**Task details**
Every word of the data below has to be copied faithfully.

[Collection entries]
* * * * * * * * *

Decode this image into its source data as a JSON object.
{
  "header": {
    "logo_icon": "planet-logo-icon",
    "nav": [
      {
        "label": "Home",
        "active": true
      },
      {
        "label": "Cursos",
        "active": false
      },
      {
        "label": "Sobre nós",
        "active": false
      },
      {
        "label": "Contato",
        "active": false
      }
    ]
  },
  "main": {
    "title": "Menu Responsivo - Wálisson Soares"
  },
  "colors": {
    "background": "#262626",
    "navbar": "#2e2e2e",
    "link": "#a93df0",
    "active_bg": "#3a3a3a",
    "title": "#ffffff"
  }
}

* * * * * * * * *

**Response to this task**
Decode this image into its source data as a JSON object.
{
  "header": {
    "logo_icon": "planet-logo-icon",
    "nav": [
      {
        "label": "Home",
        "active": true
      },
      {
        "label": "Cursos",
        "active": false
      },
      {
        "label": "Sobre nós",
        "active": false
      },
      {
        "label": "Contato",
        "active": false
      }
    ]
  },
  "main": {
    "title": "Menu Responsivo - Wálisson Soares"
  },
  "colors": {
    "background": "#262626",
    "navbar": "#2e2e2e",
    "link": "#a93df0",
    "active_bg": "#3a3a3a",
    "title": "#ffffff"
  }
}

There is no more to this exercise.